Work item:
All that is asked is a faithful reproduction of the entries.

Dataset extract:
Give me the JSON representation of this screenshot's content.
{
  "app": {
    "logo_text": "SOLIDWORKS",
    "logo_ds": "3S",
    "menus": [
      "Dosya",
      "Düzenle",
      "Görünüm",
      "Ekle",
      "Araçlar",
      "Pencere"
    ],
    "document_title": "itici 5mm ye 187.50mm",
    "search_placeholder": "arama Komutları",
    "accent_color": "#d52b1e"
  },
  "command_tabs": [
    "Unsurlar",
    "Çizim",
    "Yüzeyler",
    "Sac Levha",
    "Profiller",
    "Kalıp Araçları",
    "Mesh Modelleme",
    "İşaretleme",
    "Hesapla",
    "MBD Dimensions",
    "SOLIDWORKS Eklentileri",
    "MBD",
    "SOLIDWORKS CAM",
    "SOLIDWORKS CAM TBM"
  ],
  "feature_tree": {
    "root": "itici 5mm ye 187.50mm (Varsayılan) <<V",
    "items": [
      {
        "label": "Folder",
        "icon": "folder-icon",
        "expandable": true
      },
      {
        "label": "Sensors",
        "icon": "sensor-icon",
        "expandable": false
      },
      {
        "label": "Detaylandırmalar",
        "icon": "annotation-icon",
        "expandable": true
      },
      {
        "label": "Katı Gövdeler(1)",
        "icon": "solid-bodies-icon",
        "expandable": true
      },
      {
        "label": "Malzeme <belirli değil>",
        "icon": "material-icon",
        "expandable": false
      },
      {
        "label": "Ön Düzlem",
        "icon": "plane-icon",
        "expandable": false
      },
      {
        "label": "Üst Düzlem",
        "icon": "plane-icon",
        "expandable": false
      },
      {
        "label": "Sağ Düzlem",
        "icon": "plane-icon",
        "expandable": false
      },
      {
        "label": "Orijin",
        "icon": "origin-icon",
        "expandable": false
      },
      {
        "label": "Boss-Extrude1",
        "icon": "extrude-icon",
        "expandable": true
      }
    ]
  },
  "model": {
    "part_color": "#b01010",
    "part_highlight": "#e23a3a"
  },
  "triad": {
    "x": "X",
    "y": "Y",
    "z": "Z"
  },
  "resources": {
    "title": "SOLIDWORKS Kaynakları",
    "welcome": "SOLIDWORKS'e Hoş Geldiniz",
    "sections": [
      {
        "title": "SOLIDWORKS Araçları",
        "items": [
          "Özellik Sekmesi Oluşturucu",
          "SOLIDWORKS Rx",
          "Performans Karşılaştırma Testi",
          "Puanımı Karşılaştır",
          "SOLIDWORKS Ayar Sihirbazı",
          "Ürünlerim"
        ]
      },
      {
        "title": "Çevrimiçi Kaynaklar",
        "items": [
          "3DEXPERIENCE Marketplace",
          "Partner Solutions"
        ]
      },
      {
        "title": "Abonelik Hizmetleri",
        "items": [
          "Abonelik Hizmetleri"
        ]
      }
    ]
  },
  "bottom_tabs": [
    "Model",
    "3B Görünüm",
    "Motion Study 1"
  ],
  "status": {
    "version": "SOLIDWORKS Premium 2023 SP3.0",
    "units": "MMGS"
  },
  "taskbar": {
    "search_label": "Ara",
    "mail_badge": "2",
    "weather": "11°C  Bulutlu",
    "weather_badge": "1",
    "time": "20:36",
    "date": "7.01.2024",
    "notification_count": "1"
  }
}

Reply:
Give me the JSON representation of this screenshot's content.
{
  "app": {
    "logo_text": "SOLIDWORKS",
    "logo_ds": "3S",
    "menus": [
      "Dosya",
      "Düzenle",
      "Görünüm",
      "Ekle",
      "Araçlar",
      "Pencere"
    ],
    "document_title": "itici 5mm ye 187.50mm",
    "search_placeholder": "arama Komutları",
    "accent_color": "#d52b1e"
  },
  "command_tabs": [
    "Unsurlar",
    "Çizim",
    "Yüzeyler",
    "Sac Levha",
    "Profiller",
    "Kalıp Araçları",
    "Mesh Modelleme",
    "İşaretleme",
    "Hesapla",
    "MBD Dimensions",
    "SOLIDWORKS Eklentileri",
    "MBD",
    "SOLIDWORKS CAM",
    "SOLIDWORKS CAM TBM"
  ],
  "feature_tree": {
    "root": "itici 5mm ye 187.50mm (Varsayılan) <<V",
    "items": [
      {
        "label": "Folder",
        "icon": "folder-icon",
        "expandable": true
      },
      {
        "label": "Sensors",
        "icon": "sensor-icon",
        "expandable": false
      },
      {
        "label": "Detaylandırmalar",
        "icon": "annotation-icon",
        "expandable": true
      },
      {
        "label": "Katı Gövdeler(1)",
        "icon": "solid-bodies-icon",
        "expandable": true
      },
      {
        "label": "Malzeme <belirli değil>",
        "icon": "material-icon",
        "expandable": false
      },
      {
        "label": "Ön Düzlem",
        "icon": "plane-icon",
        "expandable": false
      },
      {
        "label": "Üst Düzlem",
        "icon": "plane-icon",
        "expandable": false
      },
      {
        "label": "Sağ Düzlem",
        "icon": "plane-icon",
        "expandable": false
      },
      {
        "label": "Orijin",
        "icon": "origin-icon",
        "expandable": false
      },
      {
        "label": "Boss-Extrude1",
        "icon": "extrude-icon",
        "expandable": true
      }
    ]
  },
  "model": {
    "part_color": "#b01010",
    "part_highlight": "#e23a3a"
  },
  "triad": {
    "x": "X",
    "y": "Y",
    "z": "Z"
  },
  "resources": {
    "title": "SOLIDWORKS Kaynakları",
    "welcome": "SOLIDWORKS'e Hoş Geldiniz",
    "sections": [
      {
        "title": "SOLIDWORKS Araçları",
        "items": [
          "Özellik Sekmesi Oluşturucu",
          "SOLIDWORKS Rx",
          "Performans Karşılaştırma Testi",
          "Puanımı Karşılaştır",
          "SOLIDWORKS Ayar Sihirbazı",
          "Ürünlerim"
        ]
      },
      {
        "title": "Çevrimiçi Kaynaklar",
        "items": [
          "3DEXPERIENCE Marketplace",
          "Partner Solutions"
        ]
      },
      {
        "title": "Abonelik Hizmetleri",
        "items": [
          "Abonelik Hizmetleri"
        ]
      }
    ]
  },
  "bottom_tabs": [
    "Model",
    "3B Görünüm",
    "Motion Study 1"
  ],
  "status": {
    "version": "SOLIDWORKS Premium 2023 SP3.0",
    "units": "MMGS"
  },
  "taskbar": {
    "search_label": "Ara",
    "mail_badge": "2",
    "weather": "11°C  Bulutlu",
    "weather_badge": "1",
    "time": "20:36",
    "date": "7.01.2024",
    "notification_count": "1"
  }
}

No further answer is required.